Work required -
Please reproduce the entries in full. Keep every character the same.

Top of Data for this task

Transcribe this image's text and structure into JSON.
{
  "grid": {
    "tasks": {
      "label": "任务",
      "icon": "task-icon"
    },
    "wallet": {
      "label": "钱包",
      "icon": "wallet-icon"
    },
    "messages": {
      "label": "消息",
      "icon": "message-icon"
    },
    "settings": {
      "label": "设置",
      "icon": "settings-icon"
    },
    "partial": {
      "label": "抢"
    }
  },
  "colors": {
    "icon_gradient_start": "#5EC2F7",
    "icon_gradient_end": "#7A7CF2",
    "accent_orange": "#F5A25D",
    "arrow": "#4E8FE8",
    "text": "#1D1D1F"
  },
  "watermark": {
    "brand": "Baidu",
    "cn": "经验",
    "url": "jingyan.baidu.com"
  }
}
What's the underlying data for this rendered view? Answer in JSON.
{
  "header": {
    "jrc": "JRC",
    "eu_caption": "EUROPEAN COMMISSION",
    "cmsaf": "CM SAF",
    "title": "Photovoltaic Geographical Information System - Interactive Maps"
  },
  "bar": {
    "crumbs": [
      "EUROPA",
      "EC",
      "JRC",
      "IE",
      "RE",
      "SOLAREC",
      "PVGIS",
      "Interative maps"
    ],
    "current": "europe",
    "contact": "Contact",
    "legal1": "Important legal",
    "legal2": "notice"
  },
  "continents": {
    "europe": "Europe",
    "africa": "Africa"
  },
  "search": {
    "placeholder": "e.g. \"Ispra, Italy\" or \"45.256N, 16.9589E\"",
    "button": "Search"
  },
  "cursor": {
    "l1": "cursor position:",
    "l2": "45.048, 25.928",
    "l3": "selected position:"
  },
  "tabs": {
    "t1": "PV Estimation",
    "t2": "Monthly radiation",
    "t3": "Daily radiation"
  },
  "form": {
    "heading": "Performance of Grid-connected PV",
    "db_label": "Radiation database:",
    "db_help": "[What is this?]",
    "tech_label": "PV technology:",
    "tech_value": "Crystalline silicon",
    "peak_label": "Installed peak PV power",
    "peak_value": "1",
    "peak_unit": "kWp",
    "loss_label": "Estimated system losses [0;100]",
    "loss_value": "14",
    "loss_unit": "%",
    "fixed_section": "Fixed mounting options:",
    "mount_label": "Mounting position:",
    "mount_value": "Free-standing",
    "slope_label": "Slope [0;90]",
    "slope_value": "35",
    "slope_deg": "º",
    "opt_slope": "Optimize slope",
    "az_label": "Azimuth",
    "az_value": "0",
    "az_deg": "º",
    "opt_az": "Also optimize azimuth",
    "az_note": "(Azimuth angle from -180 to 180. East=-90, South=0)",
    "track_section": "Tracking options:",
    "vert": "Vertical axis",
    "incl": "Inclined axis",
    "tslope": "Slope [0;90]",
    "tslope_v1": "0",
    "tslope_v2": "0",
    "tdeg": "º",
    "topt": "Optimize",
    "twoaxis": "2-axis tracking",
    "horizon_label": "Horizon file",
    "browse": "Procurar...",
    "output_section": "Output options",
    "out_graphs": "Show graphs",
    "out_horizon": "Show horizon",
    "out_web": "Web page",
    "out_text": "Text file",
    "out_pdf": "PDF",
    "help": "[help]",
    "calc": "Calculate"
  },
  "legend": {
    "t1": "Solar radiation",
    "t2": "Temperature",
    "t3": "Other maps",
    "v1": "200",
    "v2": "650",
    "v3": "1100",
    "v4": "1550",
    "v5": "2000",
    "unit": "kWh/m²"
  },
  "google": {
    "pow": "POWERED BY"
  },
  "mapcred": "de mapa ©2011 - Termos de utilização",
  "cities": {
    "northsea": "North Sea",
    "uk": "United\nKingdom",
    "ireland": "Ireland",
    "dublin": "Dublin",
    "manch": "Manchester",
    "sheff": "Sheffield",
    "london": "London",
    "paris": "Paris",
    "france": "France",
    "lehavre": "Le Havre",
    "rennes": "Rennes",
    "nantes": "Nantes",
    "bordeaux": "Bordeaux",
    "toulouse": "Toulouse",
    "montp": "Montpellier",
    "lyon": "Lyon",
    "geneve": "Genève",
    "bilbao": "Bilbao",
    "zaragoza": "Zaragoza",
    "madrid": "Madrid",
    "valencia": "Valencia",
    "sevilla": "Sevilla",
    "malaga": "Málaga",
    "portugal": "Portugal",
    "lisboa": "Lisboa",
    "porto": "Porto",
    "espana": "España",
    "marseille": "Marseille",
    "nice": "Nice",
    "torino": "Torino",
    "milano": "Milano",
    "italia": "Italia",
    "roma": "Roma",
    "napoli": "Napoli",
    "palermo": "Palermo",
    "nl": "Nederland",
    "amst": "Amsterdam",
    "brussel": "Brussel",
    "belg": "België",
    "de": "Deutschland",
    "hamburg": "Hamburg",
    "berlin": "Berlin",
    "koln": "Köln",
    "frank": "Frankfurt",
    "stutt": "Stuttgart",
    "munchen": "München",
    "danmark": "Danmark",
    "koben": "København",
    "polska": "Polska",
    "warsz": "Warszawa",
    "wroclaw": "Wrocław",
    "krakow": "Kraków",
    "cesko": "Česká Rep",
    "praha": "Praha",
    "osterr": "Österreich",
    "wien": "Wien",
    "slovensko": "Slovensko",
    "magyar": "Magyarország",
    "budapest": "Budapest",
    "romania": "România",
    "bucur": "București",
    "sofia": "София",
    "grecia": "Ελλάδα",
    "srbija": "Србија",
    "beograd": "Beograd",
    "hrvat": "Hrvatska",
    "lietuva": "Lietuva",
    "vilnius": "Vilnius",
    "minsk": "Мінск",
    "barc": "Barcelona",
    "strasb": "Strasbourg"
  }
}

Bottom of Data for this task

Output of the exercise -
Transcribe this image's text and structure into JSON.
{
  "grid": {
    "tasks": {
      "label": "任务",
      "icon": "task-icon"
    },
    "wallet": {
      "label": "钱包",
      "icon": "wallet-icon"
    },
    "messages": {
      "label": "消息",
      "icon": "message-icon"
    },
    "settings": {
      "label": "设置",
      "icon": "settings-icon"
    },
    "partial": {
      "label": "抢"
    }
  },
  "colors": {
    "icon_gradient_start": "#5EC2F7",
    "icon_gradient_end": "#7A7CF2",
    "accent_orange": "#F5A25D",
    "arrow": "#4E8FE8",
    "text": "#1D1D1F"
  },
  "watermark": {
    "brand": "Baidu",
    "cn": "经验",
    "url": "jingyan.baidu.com"
  }
}
What's the underlying data for this rendered view? Answer in JSON.
{
  "header": {
    "jrc": "JRC",
    "eu_caption": "EUROPEAN COMMISSION",
    "cmsaf": "CM SAF",
    "title": "Photovoltaic Geographical Information System - Interactive Maps"
  },
  "bar": {
    "crumbs": [
      "EUROPA",
      "EC",
      "JRC",
      "IE",
      "RE",
      "SOLAREC",
      "PVGIS",
      "Interative maps"
    ],
    "current": "europe",
    "contact": "Contact",
    "legal1": "Important legal",
    "legal2": "notice"
  },
  "continents": {
    "europe": "Europe",
    "africa": "Africa"
  },
  "search": {
    "placeholder": "e.g. \"Ispra, Italy\" or \"45.256N, 16.9589E\"",
    "button": "Search"
  },
  "cursor": {
    "l1": "cursor position:",
    "l2": "45.048, 25.928",
    "l3": "selected position:"
  },
  "tabs": {
    "t1": "PV Estimation",
    "t2": "Monthly radiation",
    "t3": "Daily radiation"
  },
  "form": {
    "heading": "Performance of Grid-connected PV",
    "db_label": "Radiation database:",
    "db_help": "[What is this?]",
    "tech_label": "PV technology:",
    "tech_value": "Crystalline silicon",
    "peak_label": "Installed peak PV power",
    "peak_value": "1",
    "peak_unit": "kWp",
    "loss_label": "Estimated system losses [0;100]",
    "loss_value": "14",
    "loss_unit": "%",
    "fixed_section": "Fixed mounting options:",
    "mount_label": "Mounting position:",
    "mount_value": "Free-standing",
    "slope_label": "Slope [0;90]",
    "slope_value": "35",
    "slope_deg": "º",
    "opt_slope": "Optimize slope",
    "az_label": "Azimuth",
    "az_value": "0",
    "az_deg": "º",
    "opt_az": "Also optimize azimuth",
    "az_note": "(Azimuth angle from -180 to 180. East=-90, South=0)",
    "track_section": "Tracking options:",
    "vert": "Vertical axis",
    "incl": "Inclined axis",
    "tslope": "Slope [0;90]",
    "tslope_v1": "0",
    "tslope_v2": "0",
    "tdeg": "º",
    "topt": "Optimize",
    "twoaxis": "2-axis tracking",
    "horizon_label": "Horizon file",
    "browse": "Procurar...",
    "output_section": "Output options",
    "out_graphs": "Show graphs",
    "out_horizon": "Show horizon",
    "out_web": "Web page",
    "out_text": "Text file",
    "out_pdf": "PDF",
    "help": "[help]",
    "calc": "Calculate"
  },
  "legend": {
    "t1": "Solar radiation",
    "t2": "Temperature",
    "t3": "Other maps",
    "v1": "200",
    "v2": "650",
    "v3": "1100",
    "v4": "1550",
    "v5": "2000",
    "unit": "kWh/m²"
  },
  "google": {
    "pow": "POWERED BY"
  },
  "mapcred": "de mapa ©2011 - Termos de utilização",
  "cities": {
    "northsea": "North Sea",
    "uk": "United\nKingdom",
    "ireland": "Ireland",
    "dublin": "Dublin",
    "manch": "Manchester",
    "sheff": "Sheffield",
    "london": "London",
    "paris": "Paris",
    "france": "France",
    "lehavre": "Le Havre",
    "rennes": "Rennes",
    "nantes": "Nantes",
    "bordeaux": "Bordeaux",
    "toulouse": "Toulouse",
    "montp": "Montpellier",
    "lyon": "Lyon",
    "geneve": "Genève",
    "bilbao": "Bilbao",
    "zaragoza": "Zaragoza",
    "madrid": "Madrid",
    "valencia": "Valencia",
    "sevilla": "Sevilla",
    "malaga": "Málaga",
    "portugal": "Portugal",
    "lisboa": "Lisboa",
    "porto": "Porto",
    "espana": "España",
    "marseille": "Marseille",
    "nice": "Nice",
    "torino": "Torino",
    "milano": "Milano",
    "italia": "Italia",
    "roma": "Roma",
    "napoli": "Napoli",
    "palermo": "Palermo",
    "nl": "Nederland",
    "amst": "Amsterdam",
    "brussel": "Brussel",
    "belg": "België",
    "de": "Deutschland",
    "hamburg": "Hamburg",
    "berlin": "Berlin",
    "koln": "Köln",
    "frank": "Frankfurt",
    "stutt": "Stuttgart",
    "munchen": "München",
    "danmark": "Danmark",
    "koben": "København",
    "polska": "Polska",
    "warsz": "Warszawa",
    "wroclaw": "Wrocław",
    "krakow": "Kraków",
    "cesko": "Česká Rep",
    "praha": "Praha",
    "osterr": "Österreich",
    "wien": "Wien",
    "slovensko": "Slovensko",
    "magyar": "Magyarország",
    "budapest": "Budapest",
    "romania": "România",
    "bucur": "București",
    "sofia": "София",
    "grecia": "Ελλάδα",
    "srbija": "Србија",
    "beograd": "Beograd",
    "hrvat": "Hrvatska",
    "lietuva": "Lietuva",
    "vilnius": "Vilnius",
    "minsk": "Мінск",
    "barc": "Barcelona",
    "strasb": "Strasbourg"
  }
}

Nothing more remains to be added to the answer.